The Complete Violin and Fortepiano Sonatas on Original Instruments

with world-renowned guest artists
Royal Academy of Music, London,
DAVID BREITMAN, fortepiano
Oberlin College and Conservatory

Schiro Program Room, MLK Library, downtown San José
150 E. San Fernando St. , San Jose CA 95112
Directions/parking information

Final concert: January 23, 2014, 7:00 p.m.

Individual tickets: $25 (SJSU students $15)

In order to create a true chamber music setting, seating is limited to 60.
To order tickets, please download the order form and fax to 408-808-2060, or send as an email attachment to Patricia. Stroh@sjsu.edu (orders must be received by noon January 23).

Or call 408-808-2058 and leave a message.
We will return your call.
We will confirm your ticket order with you, but hold the tickets at “Will Call.”

Tickets will also be available at the door.

CONCERT 1: Saturday, January 18, 2:00 p.m.
Sonata in D Major, Opus 12, no 1; Sonata in C Minor, Opus 30, no. 2
Sonata in G Major, Opus 30, no. 3; Sonata in F Major, Opus 24 ("Spring")

Read the review in San Francisco Classical Voice

CONCERT 2: Sunday, January 19, 2:00 p.m.
Sonata in A Major, Opus 30, no. 1; Sonata in E-flat Major, Opus 12, no. 3
Sonata in A Major, Opus 47 ("Kreutzer")

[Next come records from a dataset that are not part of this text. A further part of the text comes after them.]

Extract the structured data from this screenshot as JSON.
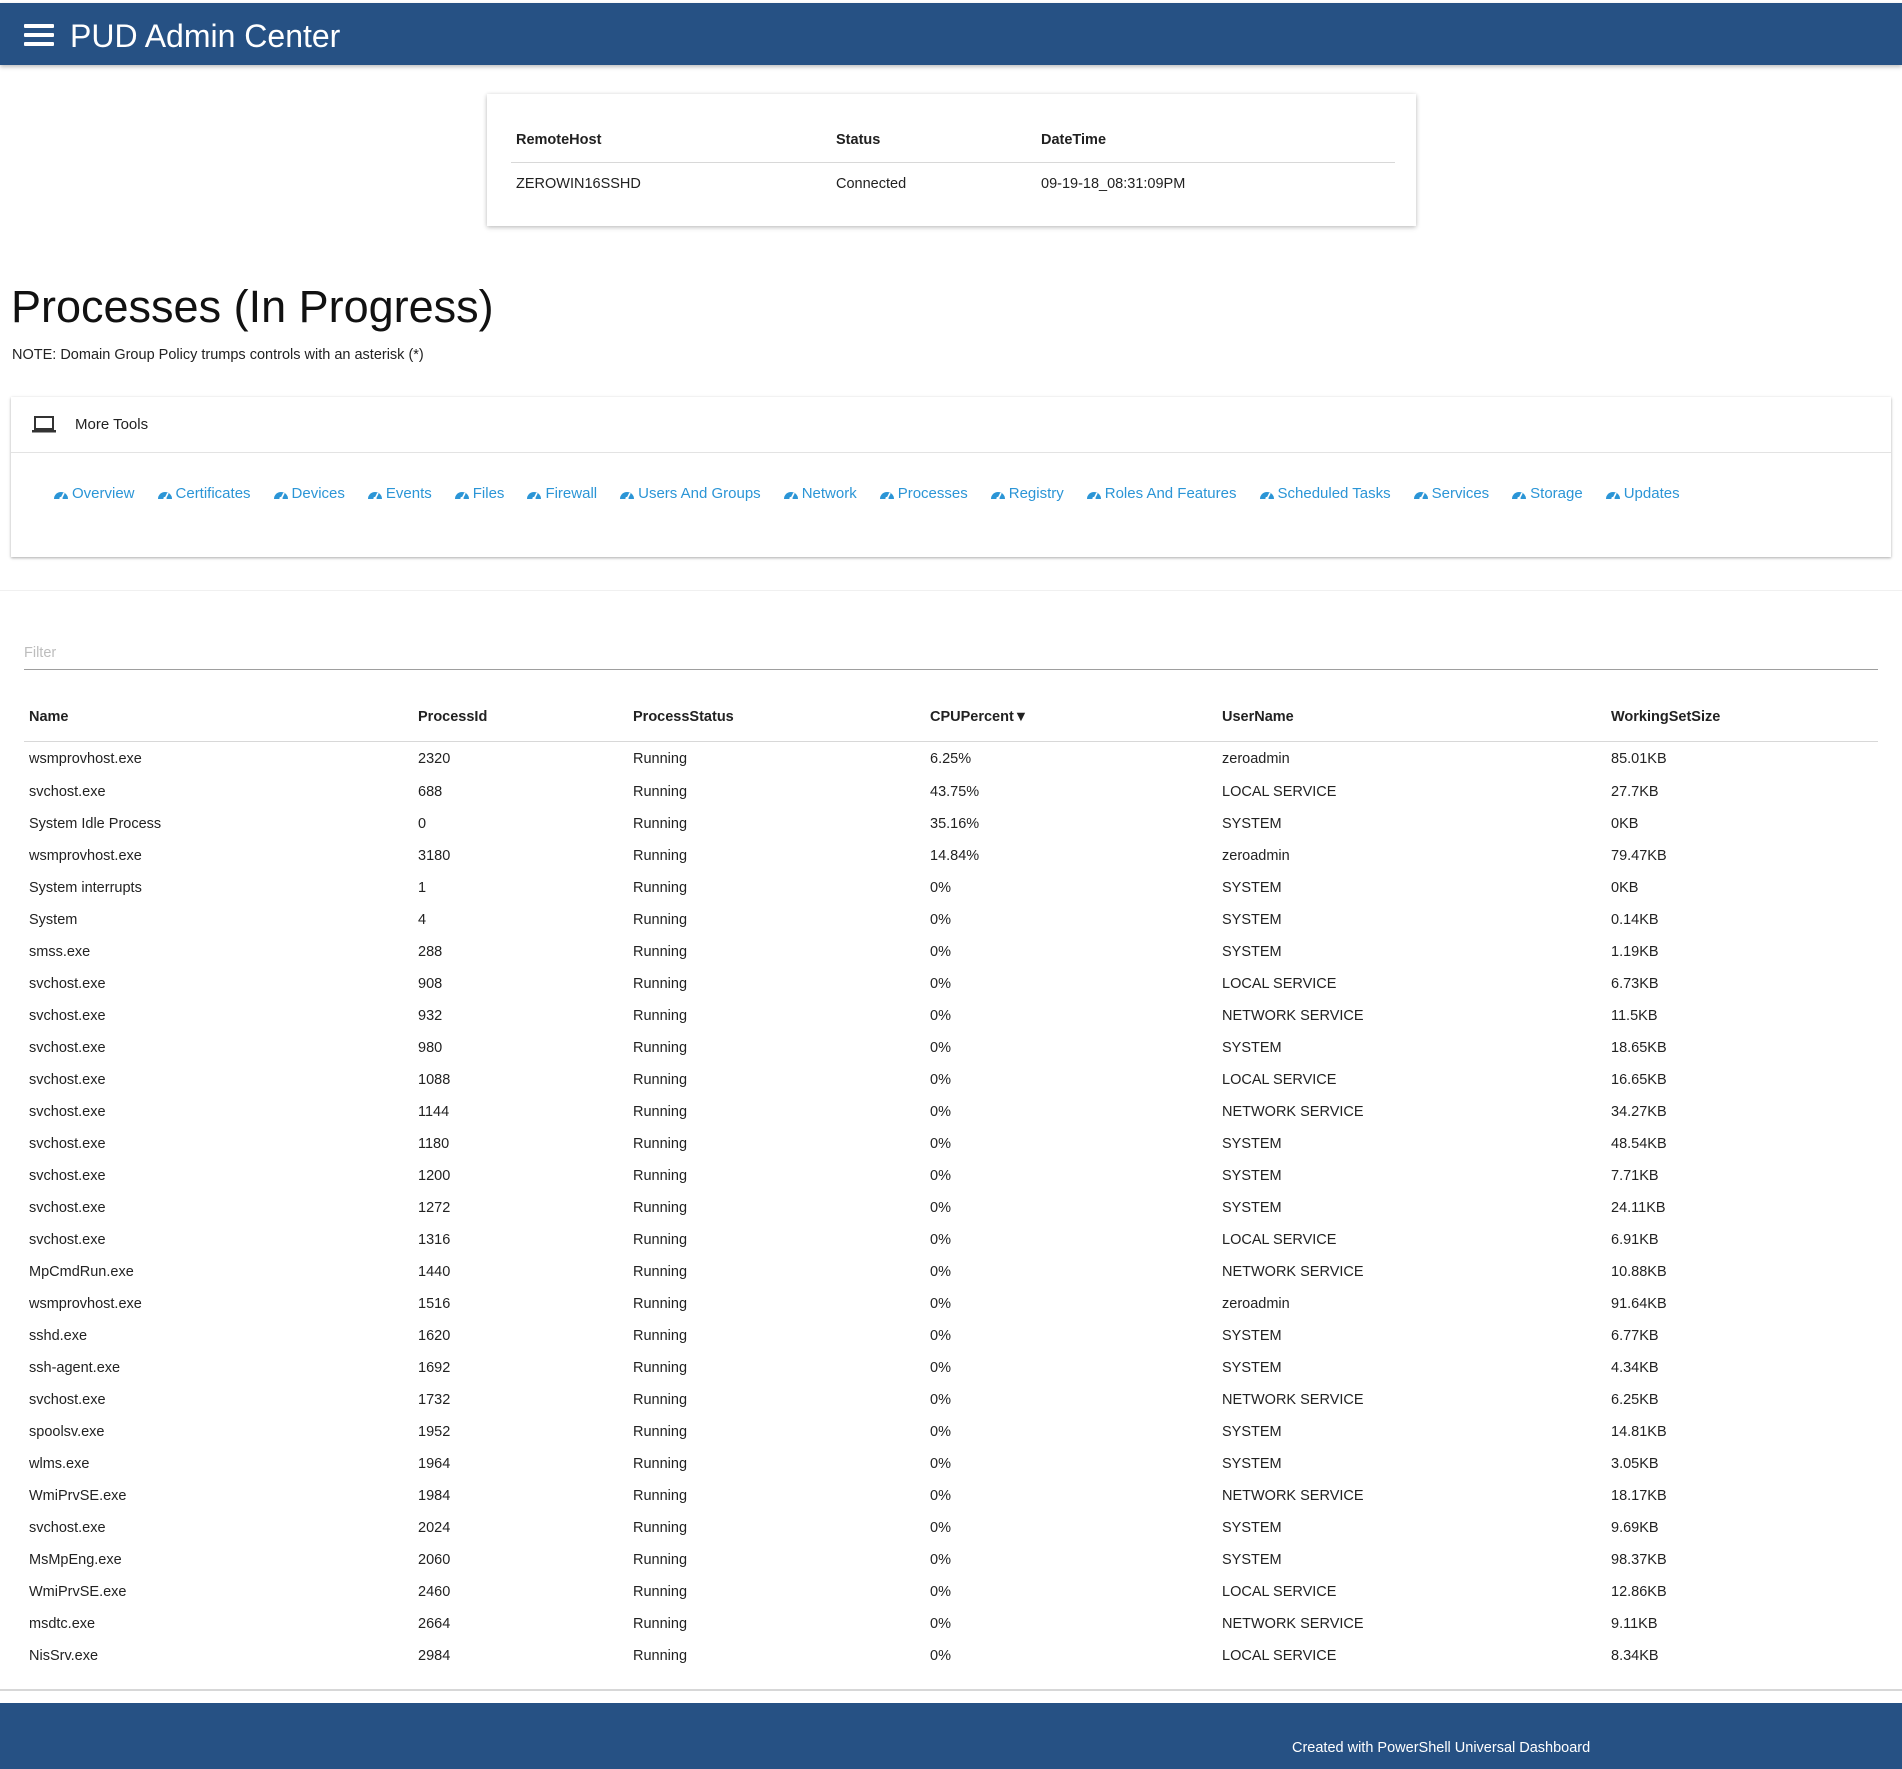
{
  "app": {
    "title": "PUD Admin Center",
    "brand_color": "#265184",
    "link_color": "#2b95d6"
  },
  "connection": {
    "headers": [
      "RemoteHost",
      "Status",
      "DateTime"
    ],
    "row": [
      "ZEROWIN16SSHD",
      "Connected",
      "09-19-18_08:31:09PM"
    ]
  },
  "page": {
    "title": "Processes (In Progress)",
    "note": "NOTE: Domain Group Policy trumps controls with an asterisk (*)"
  },
  "tools": {
    "label": "More Tools",
    "icon": "laptop-icon",
    "links": [
      "Overview",
      "Certificates",
      "Devices",
      "Events",
      "Files",
      "Firewall",
      "Users And Groups",
      "Network",
      "Processes",
      "Registry",
      "Roles And Features",
      "Scheduled Tasks",
      "Services",
      "Storage",
      "Updates"
    ],
    "link_icon": "dashboard-gauge-icon"
  },
  "processes": {
    "filter_placeholder": "Filter",
    "headers": [
      "Name",
      "ProcessId",
      "ProcessStatus",
      "CPUPercent▼",
      "UserName",
      "WorkingSetSize"
    ],
    "rows": [
      [
        "wsmprovhost.exe",
        "2320",
        "Running",
        "6.25%",
        "zeroadmin",
        "85.01KB"
      ],
      [
        "svchost.exe",
        "688",
        "Running",
        "43.75%",
        "LOCAL SERVICE",
        "27.7KB"
      ],
      [
        "System Idle Process",
        "0",
        "Running",
        "35.16%",
        "SYSTEM",
        "0KB"
      ],
      [
        "wsmprovhost.exe",
        "3180",
        "Running",
        "14.84%",
        "zeroadmin",
        "79.47KB"
      ],
      [
        "System interrupts",
        "1",
        "Running",
        "0%",
        "SYSTEM",
        "0KB"
      ],
      [
        "System",
        "4",
        "Running",
        "0%",
        "SYSTEM",
        "0.14KB"
      ],
      [
        "smss.exe",
        "288",
        "Running",
        "0%",
        "SYSTEM",
        "1.19KB"
      ],
      [
        "svchost.exe",
        "908",
        "Running",
        "0%",
        "LOCAL SERVICE",
        "6.73KB"
      ],
      [
        "svchost.exe",
        "932",
        "Running",
        "0%",
        "NETWORK SERVICE",
        "11.5KB"
      ],
      [
        "svchost.exe",
        "980",
        "Running",
        "0%",
        "SYSTEM",
        "18.65KB"
      ],
      [
        "svchost.exe",
        "1088",
        "Running",
        "0%",
        "LOCAL SERVICE",
        "16.65KB"
      ],
      [
        "svchost.exe",
        "1144",
        "Running",
        "0%",
        "NETWORK SERVICE",
        "34.27KB"
      ],
      [
        "svchost.exe",
        "1180",
        "Running",
        "0%",
        "SYSTEM",
        "48.54KB"
      ],
      [
        "svchost.exe",
        "1200",
        "Running",
        "0%",
        "SYSTEM",
        "7.71KB"
      ],
      [
        "svchost.exe",
        "1272",
        "Running",
        "0%",
        "SYSTEM",
        "24.11KB"
      ],
      [
        "svchost.exe",
        "1316",
        "Running",
        "0%",
        "LOCAL SERVICE",
        "6.91KB"
      ],
      [
        "MpCmdRun.exe",
        "1440",
        "Running",
        "0%",
        "NETWORK SERVICE",
        "10.88KB"
      ],
      [
        "wsmprovhost.exe",
        "1516",
        "Running",
        "0%",
        "zeroadmin",
        "91.64KB"
      ],
      [
        "sshd.exe",
        "1620",
        "Running",
        "0%",
        "SYSTEM",
        "6.77KB"
      ],
      [
        "ssh-agent.exe",
        "1692",
        "Running",
        "0%",
        "SYSTEM",
        "4.34KB"
      ],
      [
        "svchost.exe",
        "1732",
        "Running",
        "0%",
        "NETWORK SERVICE",
        "6.25KB"
      ],
      [
        "spoolsv.exe",
        "1952",
        "Running",
        "0%",
        "SYSTEM",
        "14.81KB"
      ],
      [
        "wlms.exe",
        "1964",
        "Running",
        "0%",
        "SYSTEM",
        "3.05KB"
      ],
      [
        "WmiPrvSE.exe",
        "1984",
        "Running",
        "0%",
        "NETWORK SERVICE",
        "18.17KB"
      ],
      [
        "svchost.exe",
        "2024",
        "Running",
        "0%",
        "SYSTEM",
        "9.69KB"
      ],
      [
        "MsMpEng.exe",
        "2060",
        "Running",
        "0%",
        "SYSTEM",
        "98.37KB"
      ],
      [
        "WmiPrvSE.exe",
        "2460",
        "Running",
        "0%",
        "LOCAL SERVICE",
        "12.86KB"
      ],
      [
        "msdtc.exe",
        "2664",
        "Running",
        "0%",
        "NETWORK SERVICE",
        "9.11KB"
      ],
      [
        "NisSrv.exe",
        "2984",
        "Running",
        "0%",
        "LOCAL SERVICE",
        "8.34KB"
      ]
    ]
  },
  "footer": {
    "text": "Created with PowerShell Universal Dashboard"
  }
}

CONCERT 3: Thursday, January 23, 7:00 p.m.
Sonata in A Major, Opus 12, no. 2; Sonata in A Minor, Opus 23
Sonata in G Major, Opus 96

Elizabeth Wallfisch on the cycle of the Beethoven sonatas:
“The ten sonatas for violin and piano form a wonderful group. The first three, published in 1798 as op. 12, are brilliant examples of Beethoven's first maturity. The next six show the full range of the composer's middle period, from the dramatic world of the Fifth Symphony (C minor sonata, op 30 no 2 and the Kreutzer, opus 47), to the sunny, humorous one of the Pastoral (Spring sonata, A major op. 30 no. 3). And the last Sonata op. 96, is an example of Beethoven's late style, with its concentrated expression and original forms-not as radical as the late quartets, but filled with the same radiance. A beauty unparalleled! We simply love these works with a passion. you can't help falling in love with the music, being moved by its tenderness and whole-hearted openness. They are a window into Beethoven ...” 
Elizabeth Wallfisch (www.elizabethwallfisch.com)

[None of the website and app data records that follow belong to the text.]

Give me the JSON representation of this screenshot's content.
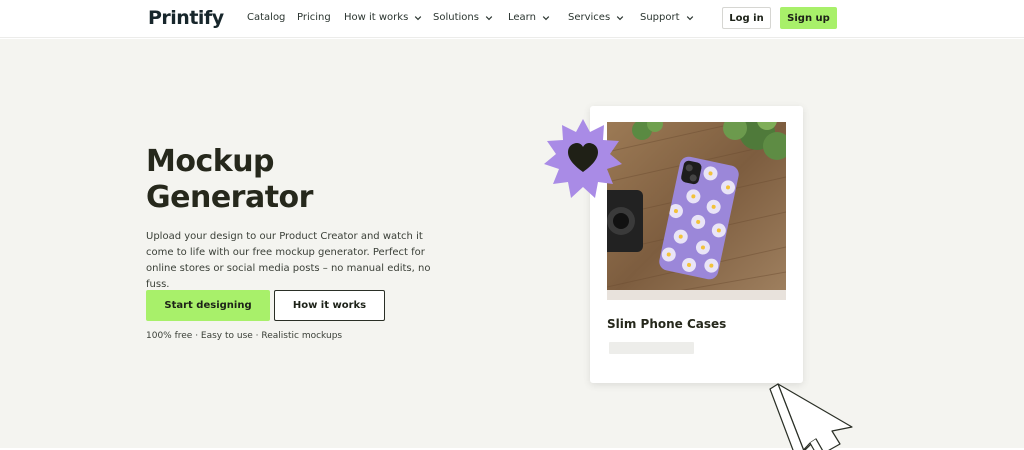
{
  "header": {
    "logo": "Printify",
    "nav": [
      {
        "label": "Catalog",
        "dropdown": false
      },
      {
        "label": "Pricing",
        "dropdown": false
      },
      {
        "label": "How it works",
        "dropdown": true
      },
      {
        "label": "Solutions",
        "dropdown": true
      },
      {
        "label": "Learn",
        "dropdown": true
      },
      {
        "label": "Services",
        "dropdown": true
      },
      {
        "label": "Support",
        "dropdown": true
      }
    ],
    "login_label": "Log in",
    "signup_label": "Sign up"
  },
  "hero": {
    "title_line1": "Mockup",
    "title_line2": "Generator",
    "description": "Upload your design to our Product Creator and watch it come to life with our free mockup generator. Perfect for online stores or social media posts – no manual edits, no fuss.",
    "primary_cta": "Start designing",
    "secondary_cta": "How it works",
    "features": "100% free · Easy to use · Realistic mockups"
  },
  "card": {
    "title": "Slim Phone Cases",
    "image_icon": "phone-case-photo",
    "badge_icon": "heart-icon",
    "cursor_icon": "cursor-arrow-icon"
  },
  "colors": {
    "accent_green": "#a8f06a",
    "hero_bg": "#f4f4f0",
    "badge_purple": "#a98be6",
    "heading_dark": "#26281c"
  }
}
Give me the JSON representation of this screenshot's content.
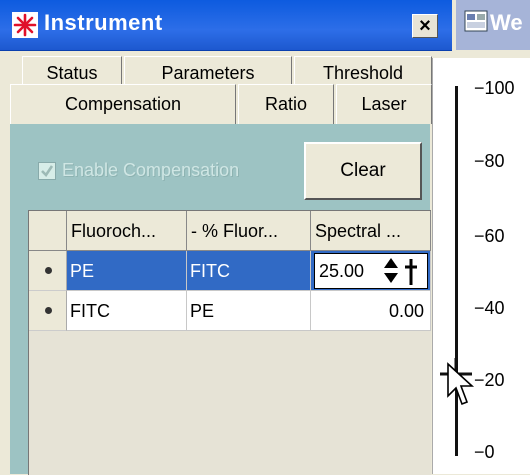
{
  "window": {
    "title": "Instrument",
    "close_label": "×"
  },
  "second_window": {
    "title_fragment": "We"
  },
  "tabs_back": [
    "Status",
    "Parameters",
    "Threshold"
  ],
  "tabs_front": [
    "Compensation",
    "Ratio",
    "Laser"
  ],
  "active_tab": "Compensation",
  "enable_compensation": {
    "label": "Enable Compensation",
    "checked": true,
    "enabled": false
  },
  "clear_button": "Clear",
  "grid": {
    "headers": [
      "Fluoroch...",
      "- % Fluor...",
      "Spectral ..."
    ],
    "rows": [
      {
        "fluorochrome": "PE",
        "minus_fluor": "FITC",
        "spectral": "25.00",
        "selected": true
      },
      {
        "fluorochrome": "FITC",
        "minus_fluor": "PE",
        "spectral": "0.00",
        "selected": false
      }
    ]
  },
  "slider": {
    "ticks": [
      "−100",
      "−80",
      "−60",
      "−40",
      "−20",
      "−0"
    ],
    "value": 25
  },
  "icons": {
    "app": "instrument-star-icon",
    "close": "close-icon",
    "spinner": "spin-arrows-icon",
    "cursor": "mouse-pointer-icon"
  },
  "colors": {
    "titlebar": "#0d5bdf",
    "panel": "#9dc3c3",
    "selection": "#316ac5"
  }
}
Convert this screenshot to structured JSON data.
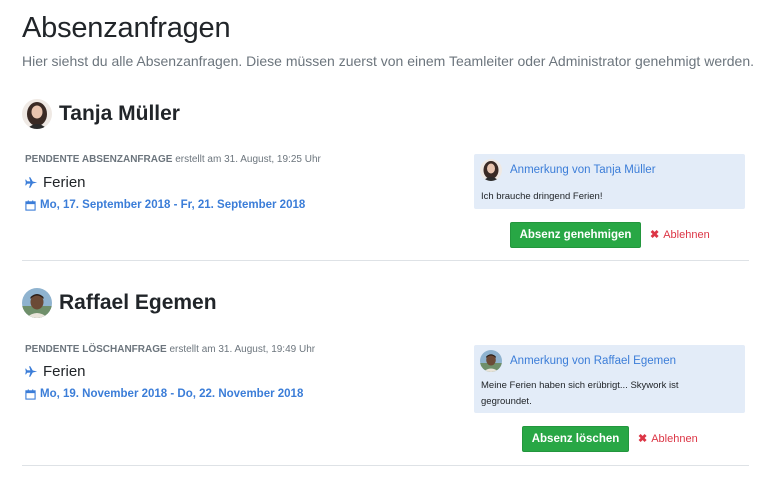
{
  "page": {
    "title": "Absenzanfragen",
    "subtitle": "Hier siehst du alle Absenzanfragen. Diese müssen zuerst von einem Teamleiter oder Administrator genehmigt werden."
  },
  "requests": [
    {
      "name": "Tanja Müller",
      "kind": "Pendente Absenzanfrage",
      "created": "erstellt am 31. August, 19:25 Uhr",
      "type": "Ferien",
      "date_range": "Mo, 17. September 2018 - Fr, 21. September 2018",
      "note_title": "Anmerkung von Tanja Müller",
      "note_text": "Ich brauche dringend Ferien!",
      "approve_label": "Absenz genehmigen",
      "reject_label": "Ablehnen"
    },
    {
      "name": "Raffael Egemen",
      "kind": "Pendente Löschanfrage",
      "created": "erstellt am 31. August, 19:49 Uhr",
      "type": "Ferien",
      "date_range": "Mo, 19. November 2018 - Do, 22. November 2018",
      "note_title": "Anmerkung von Raffael Egemen",
      "note_text": "Meine Ferien haben sich erübrigt... Skywork ist gegroundet.",
      "approve_label": "Absenz löschen",
      "reject_label": "Ablehnen"
    }
  ],
  "colors": {
    "accent": "#3b7dd8",
    "success": "#28a745",
    "danger": "#dc3545",
    "note_bg": "#e3ecf8"
  },
  "icons": {
    "type": "plane-icon",
    "date": "calendar-icon",
    "reject": "close-icon"
  }
}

Elizabeth Wallfisch is an internationally-praised concert violinist who performs on both original and modern instruments. She directs chamber orchestras worldwide from the violin, and is a professor of Baroque, Classical, and modern violin. She has given masterclasses all over the world and directs the Wallfisch Band. She is also a member of the renowned Oberlin Fortepiano Trio. She has made dozens of recordings, including the complete Sonatas and Partitas for Solo Violin by Johann Sebastian Bach. (See Amazon for a partial listing.) Concerning her teaching, Wallfisch remarks, “In 1990, I was on the staff at the Royal Academy of Music in London, as Baroque Violin professor, specializing in the ‘art and craft’ of playing ‘historical’ instruments. This was my first ‘toe in the water’ of teaching that what to me was a relatively new, and very complex thing, the ‘baroque’ violin. Shortly after, I was invited to take the same position at the Royal Conservatory of Music, in Den Haag, the Netherlands, on ‘Baroque Violin,’ where I remained for 15 years. I am now once more very happy to be affiliated with the Royal Academy of Music in London.”

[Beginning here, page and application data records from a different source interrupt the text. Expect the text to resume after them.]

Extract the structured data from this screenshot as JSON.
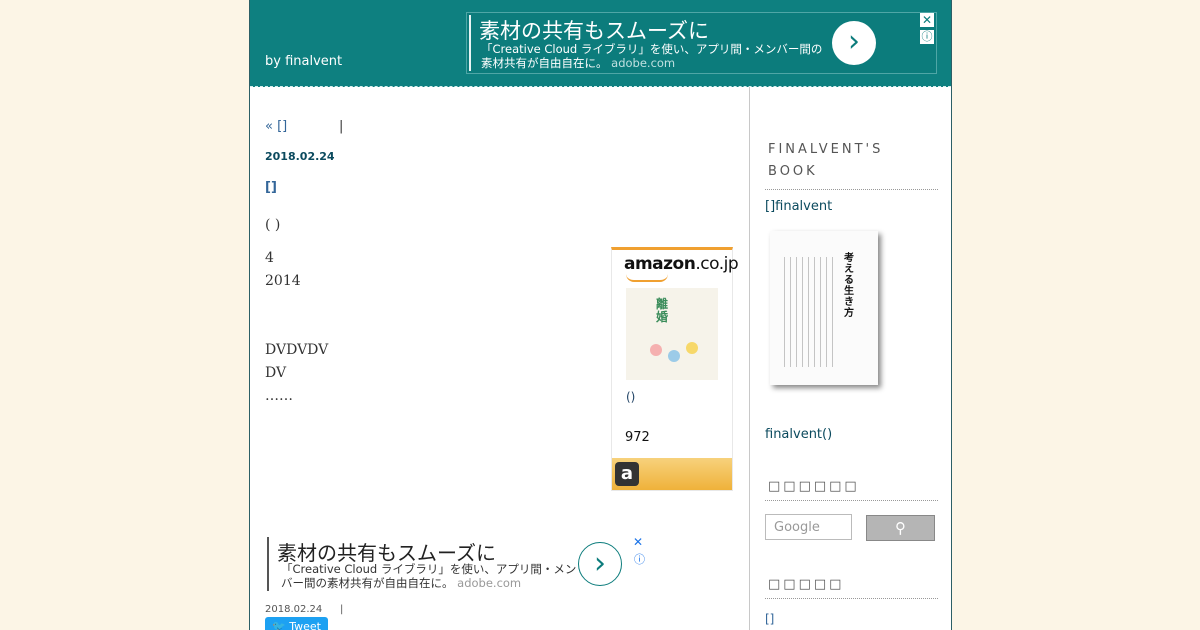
{
  "header": {
    "byline": "by finalvent",
    "ad": {
      "title": "素材の共有もスムーズに",
      "desc": "「Creative Cloud ライブラリ」を使い、アプリ間・メンバー間の素材共有が自由自在に。",
      "domain": "adobe.com",
      "arrow": "›",
      "close": "✕",
      "info": "ⓘ"
    }
  },
  "post": {
    "nav_prev": "« []",
    "nav_sep": "|",
    "date": "2018.02.24",
    "title": "[]",
    "body": [
      "(                    )",
      "4",
      "2014",
      "",
      "DVDVDV",
      "DV",
      "……"
    ]
  },
  "amazon_widget": {
    "logo": "amazon",
    "logo_suffix": ".co.jp",
    "cover_text": "離婚",
    "caption": "()",
    "price": "972",
    "footer_icon": "a",
    "accent_color": "#f0a030"
  },
  "ad_bottom": {
    "title": "素材の共有もスムーズに",
    "desc": "「Creative Cloud ライブラリ」を使い、アプリ間・メンバー間の素材共有が自由自在に。",
    "domain": "adobe.com",
    "arrow": "›",
    "close": "✕",
    "info": "ⓘ"
  },
  "post_footer": {
    "date": "2018.02.24",
    "sep": "|",
    "tweet_label": "Tweet"
  },
  "sidebar": {
    "book_heading": "FINALVENT'S BOOK",
    "book_link": "[]finalvent",
    "book_cover_title": "考える生き方",
    "author_link": "finalvent()",
    "search_heading": "□□□□□□",
    "search_placeholder": "Google",
    "search_icon": "search-icon",
    "recent_heading": "□□□□□",
    "recent_item": "[]"
  },
  "colors": {
    "header_bg": "#0e8080",
    "page_bg": "#fcf5e6",
    "link": "#336699"
  }
}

David Breitman
David Breitman is equally at home with the fortepiano and the modern piano, and enjoys both solo and ensemble playing. Recent seasons have included Beethoven’s Fourth Concerto and Choral Fantasy on both historical and modern pianos, and several performances at the renowned Cobbe Collection of historical instruments outside of London. His collaboration with baritone Sanford Sylvan spans more than thirty years with several hundred recitals and four CDs, ranging from Schubert’s Die schöne Müllerin to the premiere recording of The Glass Hammer, a major song cycle by the Cuban-American composer Jorge Martin. He has recorded the Mozart piano-violin sonatas on historical instruments with Jean-François Rivest for Analekta, and, in a collaboration of a different sort, he is one of seven fortepianists on the 10-CD recording of the complete Beethoven piano sonata cycle on CLAVES.